* _WHAT YOU NEED TO DO_
All pictures are to be dropped, and the remaining data set down exactly.

* _SUPPLIED DATA_
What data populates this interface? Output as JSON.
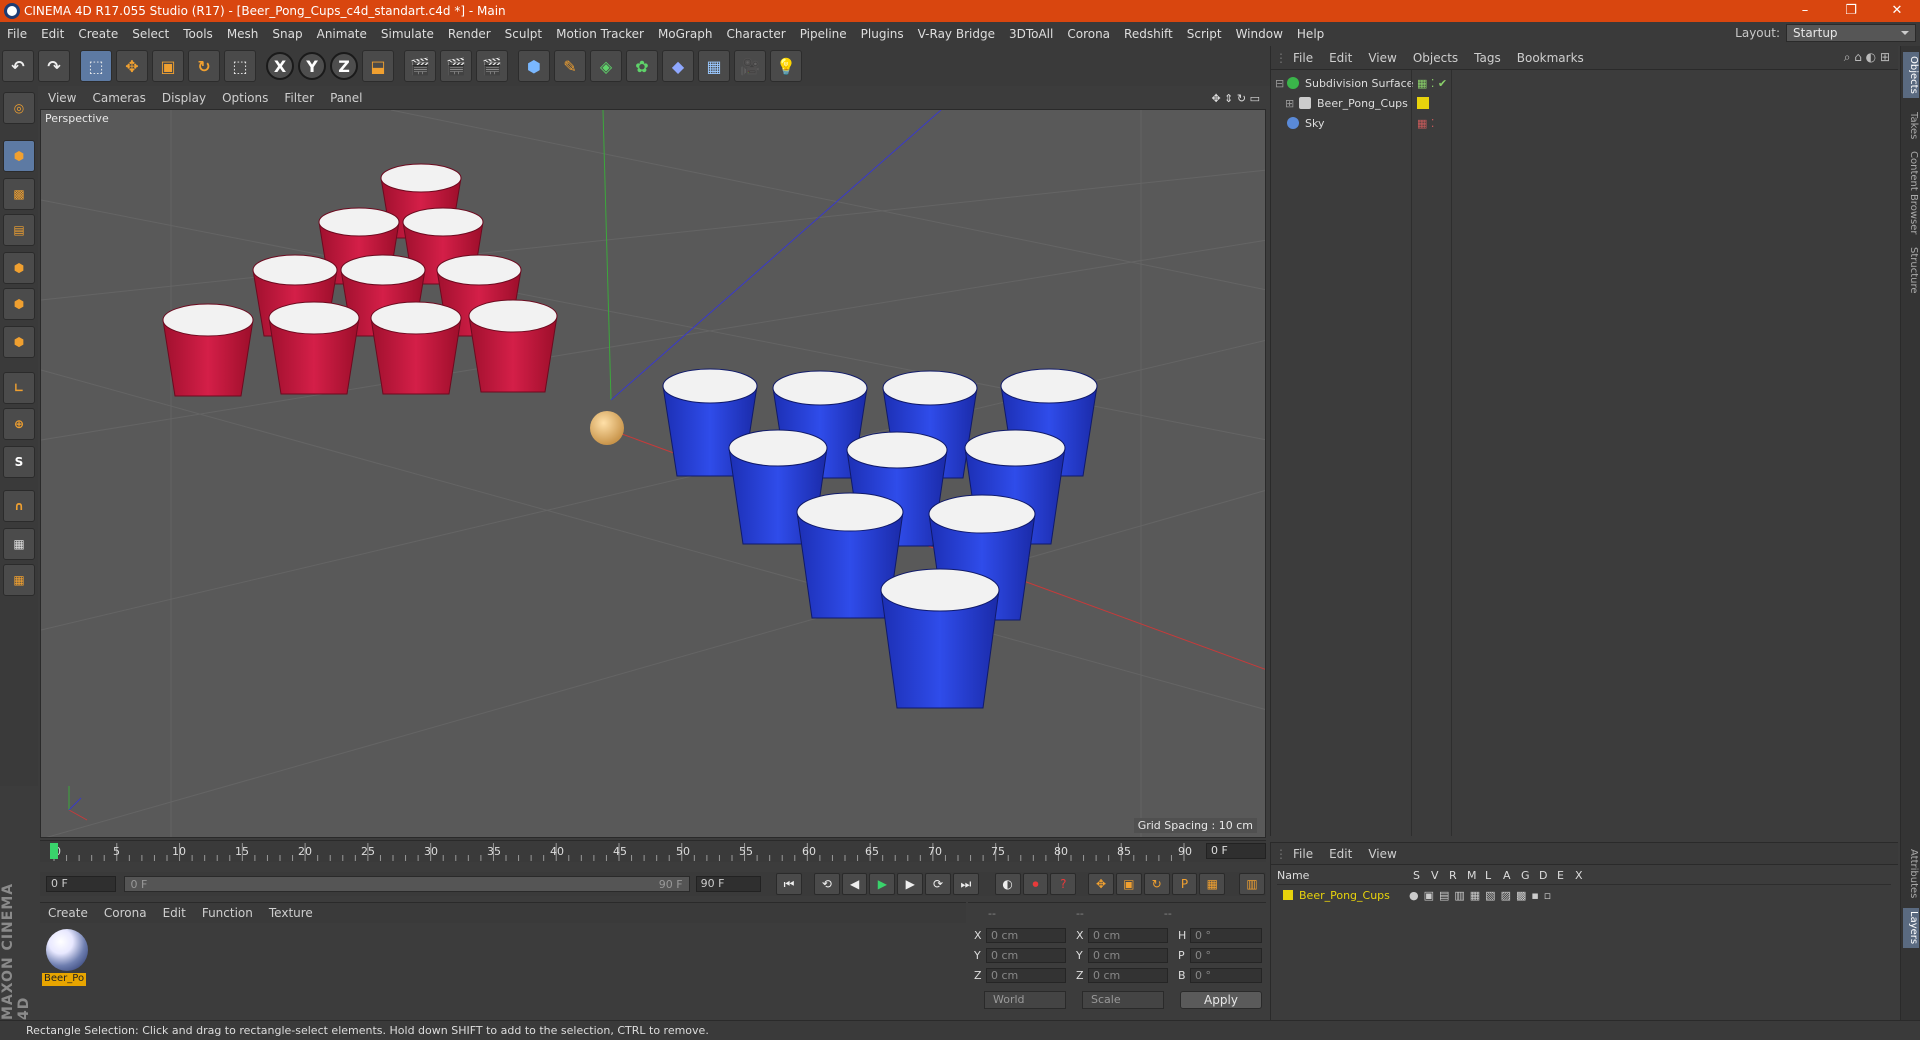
{
  "window": {
    "title": "CINEMA 4D R17.055 Studio (R17) - [Beer_Pong_Cups_c4d_standart.c4d *] - Main",
    "min": "–",
    "max": "❐",
    "close": "✕"
  },
  "menu": [
    "File",
    "Edit",
    "Create",
    "Select",
    "Tools",
    "Mesh",
    "Snap",
    "Animate",
    "Simulate",
    "Render",
    "Sculpt",
    "Motion Tracker",
    "MoGraph",
    "Character",
    "Pipeline",
    "Plugins",
    "V-Ray Bridge",
    "3DToAll",
    "Corona",
    "Redshift",
    "Script",
    "Window",
    "Help"
  ],
  "layout": {
    "label": "Layout:",
    "value": "Startup"
  },
  "toolbar": {
    "axis_x": "X",
    "axis_y": "Y",
    "axis_z": "Z"
  },
  "viewport": {
    "menu": [
      "View",
      "Cameras",
      "Display",
      "Options",
      "Filter",
      "Panel"
    ],
    "label": "Perspective",
    "grid_spacing": "Grid Spacing : 10 cm"
  },
  "timeline": {
    "ticks": [
      "0",
      "5",
      "10",
      "15",
      "20",
      "25",
      "30",
      "35",
      "40",
      "45",
      "50",
      "55",
      "60",
      "65",
      "70",
      "75",
      "80",
      "85",
      "90"
    ],
    "current": "0 F"
  },
  "transport": {
    "start": "0 F",
    "range_start": "0 F",
    "range_end": "90 F",
    "end": "90 F"
  },
  "material": {
    "menu": [
      "Create",
      "Corona",
      "Edit",
      "Function",
      "Texture"
    ],
    "name": "Beer_Po"
  },
  "coords": {
    "dashes": [
      "--",
      "--",
      "--"
    ],
    "rows": [
      {
        "a": "X",
        "v1": "0 cm",
        "b": "X",
        "v2": "0 cm",
        "c": "H",
        "v3": "0 °"
      },
      {
        "a": "Y",
        "v1": "0 cm",
        "b": "Y",
        "v2": "0 cm",
        "c": "P",
        "v3": "0 °"
      },
      {
        "a": "Z",
        "v1": "0 cm",
        "b": "Z",
        "v2": "0 cm",
        "c": "B",
        "v3": "0 °"
      }
    ],
    "world": "World",
    "scale": "Scale",
    "apply": "Apply"
  },
  "objects": {
    "menu": [
      "File",
      "Edit",
      "View",
      "Objects",
      "Tags",
      "Bookmarks"
    ],
    "items": [
      {
        "name": "Subdivision Surface",
        "color": "#3ab54a"
      },
      {
        "name": "Beer_Pong_Cups",
        "color": "#cccccc"
      },
      {
        "name": "Sky",
        "color": "#5a8ad8"
      }
    ]
  },
  "layers": {
    "menu": [
      "File",
      "Edit",
      "View"
    ],
    "head": [
      "Name",
      "S",
      "V",
      "R",
      "M",
      "L",
      "A",
      "G",
      "D",
      "E",
      "X"
    ],
    "row": "Beer_Pong_Cups"
  },
  "sidetabs": [
    "Objects",
    "Takes",
    "Content Browser",
    "Structure",
    "Attributes",
    "Layers"
  ],
  "brand": "MAXON CINEMA 4D",
  "status": "Rectangle Selection: Click and drag to rectangle-select elements. Hold down SHIFT to add to the selection, CTRL to remove."
}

* _OUTPUT FOR THIS TASK_
What data populates this interface? Output as JSON.
{
  "window": {
    "title": "CINEMA 4D R17.055 Studio (R17) - [Beer_Pong_Cups_c4d_standart.c4d *] - Main",
    "min": "–",
    "max": "❐",
    "close": "✕"
  },
  "menu": [
    "File",
    "Edit",
    "Create",
    "Select",
    "Tools",
    "Mesh",
    "Snap",
    "Animate",
    "Simulate",
    "Render",
    "Sculpt",
    "Motion Tracker",
    "MoGraph",
    "Character",
    "Pipeline",
    "Plugins",
    "V-Ray Bridge",
    "3DToAll",
    "Corona",
    "Redshift",
    "Script",
    "Window",
    "Help"
  ],
  "layout": {
    "label": "Layout:",
    "value": "Startup"
  },
  "toolbar": {
    "axis_x": "X",
    "axis_y": "Y",
    "axis_z": "Z"
  },
  "viewport": {
    "menu": [
      "View",
      "Cameras",
      "Display",
      "Options",
      "Filter",
      "Panel"
    ],
    "label": "Perspective",
    "grid_spacing": "Grid Spacing : 10 cm"
  },
  "timeline": {
    "ticks": [
      "0",
      "5",
      "10",
      "15",
      "20",
      "25",
      "30",
      "35",
      "40",
      "45",
      "50",
      "55",
      "60",
      "65",
      "70",
      "75",
      "80",
      "85",
      "90"
    ],
    "current": "0 F"
  },
  "transport": {
    "start": "0 F",
    "range_start": "0 F",
    "range_end": "90 F",
    "end": "90 F"
  },
  "material": {
    "menu": [
      "Create",
      "Corona",
      "Edit",
      "Function",
      "Texture"
    ],
    "name": "Beer_Po"
  },
  "coords": {
    "dashes": [
      "--",
      "--",
      "--"
    ],
    "rows": [
      {
        "a": "X",
        "v1": "0 cm",
        "b": "X",
        "v2": "0 cm",
        "c": "H",
        "v3": "0 °"
      },
      {
        "a": "Y",
        "v1": "0 cm",
        "b": "Y",
        "v2": "0 cm",
        "c": "P",
        "v3": "0 °"
      },
      {
        "a": "Z",
        "v1": "0 cm",
        "b": "Z",
        "v2": "0 cm",
        "c": "B",
        "v3": "0 °"
      }
    ],
    "world": "World",
    "scale": "Scale",
    "apply": "Apply"
  },
  "objects": {
    "menu": [
      "File",
      "Edit",
      "View",
      "Objects",
      "Tags",
      "Bookmarks"
    ],
    "items": [
      {
        "name": "Subdivision Surface",
        "color": "#3ab54a"
      },
      {
        "name": "Beer_Pong_Cups",
        "color": "#cccccc"
      },
      {
        "name": "Sky",
        "color": "#5a8ad8"
      }
    ]
  },
  "layers": {
    "menu": [
      "File",
      "Edit",
      "View"
    ],
    "head": [
      "Name",
      "S",
      "V",
      "R",
      "M",
      "L",
      "A",
      "G",
      "D",
      "E",
      "X"
    ],
    "row": "Beer_Pong_Cups"
  },
  "sidetabs": [
    "Objects",
    "Takes",
    "Content Browser",
    "Structure",
    "Attributes",
    "Layers"
  ],
  "brand": "MAXON CINEMA 4D",
  "status": "Rectangle Selection: Click and drag to rectangle-select elements. Hold down SHIFT to add to the selection, CTRL to remove."
}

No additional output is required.